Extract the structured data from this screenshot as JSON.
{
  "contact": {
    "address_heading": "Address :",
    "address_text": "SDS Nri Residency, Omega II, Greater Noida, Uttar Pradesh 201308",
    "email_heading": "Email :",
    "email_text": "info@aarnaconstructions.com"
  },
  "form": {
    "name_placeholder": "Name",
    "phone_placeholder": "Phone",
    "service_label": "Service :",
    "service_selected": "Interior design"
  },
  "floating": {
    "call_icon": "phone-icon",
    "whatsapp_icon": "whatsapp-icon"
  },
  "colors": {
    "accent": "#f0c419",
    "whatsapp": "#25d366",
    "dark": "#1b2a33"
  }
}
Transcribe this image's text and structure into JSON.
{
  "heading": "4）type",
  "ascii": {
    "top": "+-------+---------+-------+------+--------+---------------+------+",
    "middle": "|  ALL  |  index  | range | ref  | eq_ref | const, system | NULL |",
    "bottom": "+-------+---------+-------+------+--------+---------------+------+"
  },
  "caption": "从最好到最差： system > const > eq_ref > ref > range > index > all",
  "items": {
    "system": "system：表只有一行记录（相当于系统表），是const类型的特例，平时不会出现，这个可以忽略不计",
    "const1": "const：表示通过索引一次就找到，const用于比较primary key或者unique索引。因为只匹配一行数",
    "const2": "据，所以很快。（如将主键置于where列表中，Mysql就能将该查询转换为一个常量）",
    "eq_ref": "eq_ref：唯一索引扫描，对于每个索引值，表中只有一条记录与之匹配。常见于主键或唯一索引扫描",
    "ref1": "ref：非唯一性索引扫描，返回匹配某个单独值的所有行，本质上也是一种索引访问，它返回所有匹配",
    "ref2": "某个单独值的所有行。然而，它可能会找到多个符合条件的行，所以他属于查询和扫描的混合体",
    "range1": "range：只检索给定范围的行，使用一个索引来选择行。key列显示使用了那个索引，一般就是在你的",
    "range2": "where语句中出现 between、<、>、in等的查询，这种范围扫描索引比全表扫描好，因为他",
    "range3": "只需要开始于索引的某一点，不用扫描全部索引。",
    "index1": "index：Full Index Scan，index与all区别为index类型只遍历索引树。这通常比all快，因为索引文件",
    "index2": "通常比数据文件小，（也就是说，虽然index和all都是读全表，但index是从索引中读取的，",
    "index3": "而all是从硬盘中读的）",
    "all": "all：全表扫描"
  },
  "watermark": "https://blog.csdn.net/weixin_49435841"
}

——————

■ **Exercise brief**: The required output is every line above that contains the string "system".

■ **Solution for this exercise**:
    "middle": "|  ALL  |  index  | range | ref  | eq_ref | const, system | NULL |",
  "caption": "从最好到最差： system > const > eq_ref > ref > range > index > all",
    "system": "system：表只有一行记录（相当于系统表），是const类型的特例，平时不会出现，这个可以忽略不计",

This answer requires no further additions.